I should mention that the pictures in this post are from my new adventure of raising Monarch butterflies in my home. (See, it’s not all doom and gloom, LOL.) I’ve learned a lot about the life cycle of these fascinating insects. I’ve learned to identify the various types of milkweed they need to survive. I’ve planted milkweed in my yard. I’ve watched them go from tiny little egg to tiny little caterpillar, to slightly bigger caterpillar, to big fat caterpillar, and then to chrysalis. I have an aquarium on my kitchen table that is home to two chrysalises and one tiny caterpillar right now. Later this week I expect that both of the Monarchs will emerge from their beautiful green pods and spread their fresh and untested wings for the first time.

Monarch chrysalis day 2

Monarch butterfly in its chrysalis — in my kitchen

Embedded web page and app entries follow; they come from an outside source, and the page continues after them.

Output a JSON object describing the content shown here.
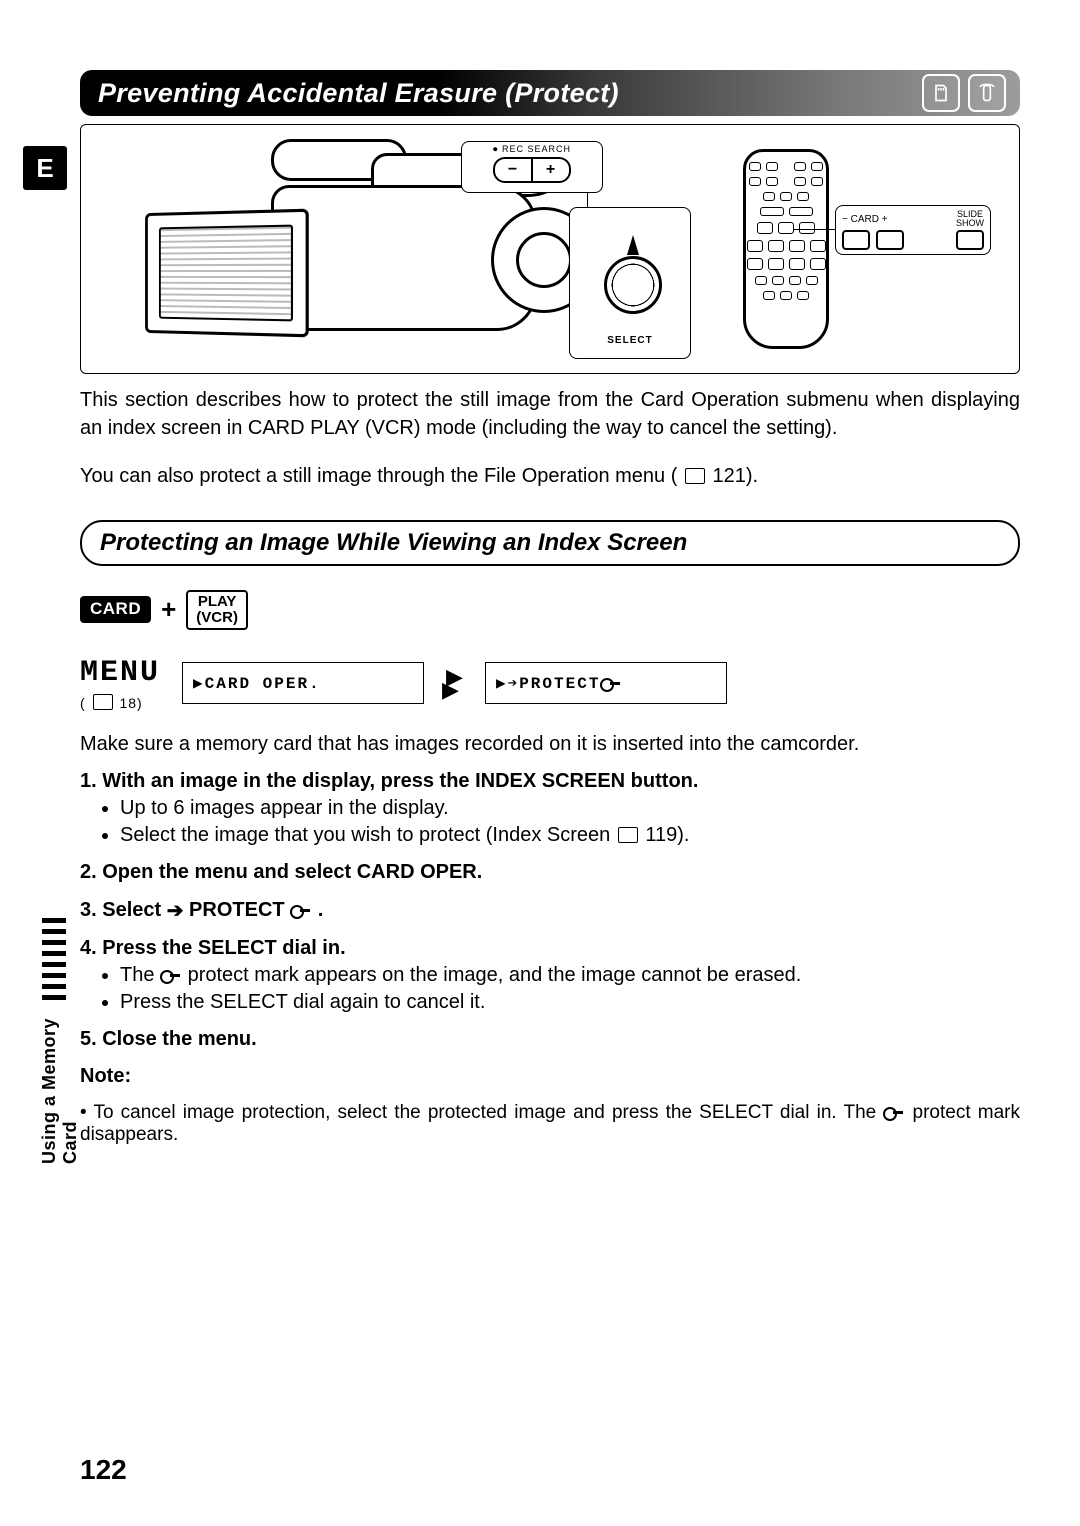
{
  "lang_tag": "E",
  "title": "Preventing Accidental Erasure (Protect)",
  "side_label": "Using a Memory Card",
  "page_number": "122",
  "illus": {
    "rec_search": "REC SEARCH",
    "minus": "−",
    "plus": "+",
    "select_label": "SELECT",
    "card_minus": "− CARD +",
    "slide_show": "SLIDE\nSHOW"
  },
  "intro_p1": "This section describes how to protect the still image from the Card Operation submenu when displaying an index screen in CARD PLAY (VCR) mode (including the way to cancel the setting).",
  "intro_p2_a": "You can also protect a still image through the File Operation menu (",
  "intro_p2_page": "121).",
  "subheader": "Protecting an Image While Viewing an Index Screen",
  "mode": {
    "card": "CARD",
    "plus": "+",
    "play": "PLAY",
    "vcr": "(VCR)"
  },
  "menu": {
    "label": "MENU",
    "ref_page": "18)",
    "item1": "▶CARD OPER.",
    "item2": "▶➔PROTECT"
  },
  "pre_steps": "Make sure a memory card that has images recorded on it is inserted into the camcorder.",
  "steps": {
    "s1": "1. With an image in the display, press the INDEX SCREEN button.",
    "s1a": "Up to 6 images appear in the display.",
    "s1b_a": "Select the image that you wish to protect (Index Screen ",
    "s1b_page": "119).",
    "s2": "2. Open the menu and select CARD OPER.",
    "s3_a": "3. Select ",
    "s3_b": " PROTECT ",
    "s3_c": " .",
    "s4": "4. Press the SELECT dial in.",
    "s4a_a": "The ",
    "s4a_b": " protect mark appears on the image, and the image cannot be erased.",
    "s4b": "Press the SELECT dial again to cancel it.",
    "s5": "5. Close the menu."
  },
  "note": {
    "heading": "Note:",
    "body_a": "• To cancel image protection, select the protected image and press the SELECT dial in. The ",
    "body_b": " protect mark disappears."
  }
}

I’ll take each one outside and release it into the sky. These butterflies, who were eggs just a couple weeks ago, will fly to Mexico for the winter. Nobody gives them a user manual or a map, they just have to figure it all out on their own. I wonder what it’s like to be a caterpillar, crawling around eating milkweed leaves one day, and then to wake up a few weeks later with wings. Can you imagine how cool that must be?

In a way, I can see my own journey as a metamorphosis too. The nine months I spent in my transitional apartment were my caterpillar stage, where I was focused on “feeding,” taking care of myself so I would have the strength for what was to come. My big move for this job has been the chrysalis stage, where major changes are taking place inside, hidden from view by anyone else but intensely felt by me.

What’s to come is the most exciting and amazing part of all, where the beautiful butterfly emerges with the courage and strength to go to unfamiliar places. That part is supposed to be the reward for all the hard work and sacrifice of the other stages. I can’t wait for that part! Stay tuned….




Posted in Happiness and Gratitude, Insects | Tagged , , , , , , | 14 Comments